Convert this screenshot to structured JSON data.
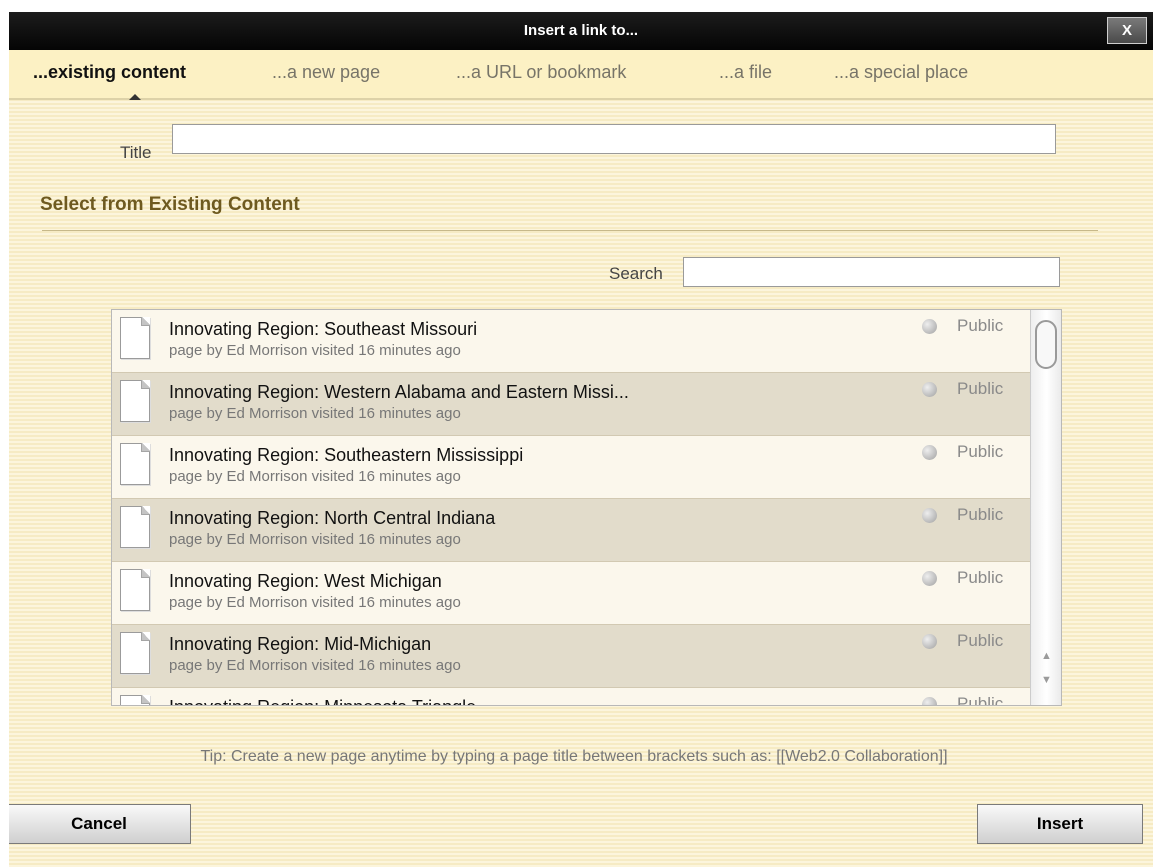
{
  "dialog": {
    "title": "Insert a link to...",
    "close_label": "X"
  },
  "tabs": [
    {
      "label": "...existing content",
      "active": true
    },
    {
      "label": "...a new page",
      "active": false
    },
    {
      "label": "...a URL or bookmark",
      "active": false
    },
    {
      "label": "...a file",
      "active": false
    },
    {
      "label": "...a special place",
      "active": false
    }
  ],
  "form": {
    "title_label": "Title",
    "title_value": ""
  },
  "section": {
    "heading": "Select from Existing Content"
  },
  "search": {
    "label": "Search",
    "value": ""
  },
  "list": {
    "items": [
      {
        "title": "Innovating Region: Southeast Missouri",
        "meta": "page by Ed Morrison visited 16 minutes ago",
        "visibility": "Public",
        "icon": "page-icon"
      },
      {
        "title": "Innovating Region: Western Alabama and Eastern Missi...",
        "meta": "page by Ed Morrison visited 16 minutes ago",
        "visibility": "Public",
        "icon": "page-icon"
      },
      {
        "title": "Innovating Region: Southeastern Mississippi",
        "meta": "page by Ed Morrison visited 16 minutes ago",
        "visibility": "Public",
        "icon": "page-icon"
      },
      {
        "title": "Innovating Region: North Central Indiana",
        "meta": "page by Ed Morrison visited 16 minutes ago",
        "visibility": "Public",
        "icon": "page-icon"
      },
      {
        "title": "Innovating Region: West Michigan",
        "meta": "page by Ed Morrison visited 16 minutes ago",
        "visibility": "Public",
        "icon": "page-icon"
      },
      {
        "title": "Innovating Region: Mid-Michigan",
        "meta": "page by Ed Morrison visited 16 minutes ago",
        "visibility": "Public",
        "icon": "page-icon"
      },
      {
        "title": "Innovating Region: Minnesota Triangle",
        "meta": "",
        "visibility": "Public",
        "icon": "page-icon"
      }
    ]
  },
  "tip": "Tip: Create a new page anytime by typing a page title between brackets such as: [[Web2.0 Collaboration]]",
  "buttons": {
    "cancel": "Cancel",
    "insert": "Insert"
  },
  "colors": {
    "titlebar": "#0c0c0c",
    "background": "#fcf5dc",
    "heading": "#6e5a20",
    "row_alt": "#e2dccb"
  }
}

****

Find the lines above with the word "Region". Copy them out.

        "title": "Innovating Region: Southeast Missouri",
        "title": "Innovating Region: Western Alabama and Eastern Missi...",
        "title": "Innovating Region: Southeastern Mississippi",
        "title": "Innovating Region: North Central Indiana",
        "title": "Innovating Region: West Michigan",
        "title": "Innovating Region: Mid-Michigan",
        "title": "Innovating Region: Minnesota Triangle",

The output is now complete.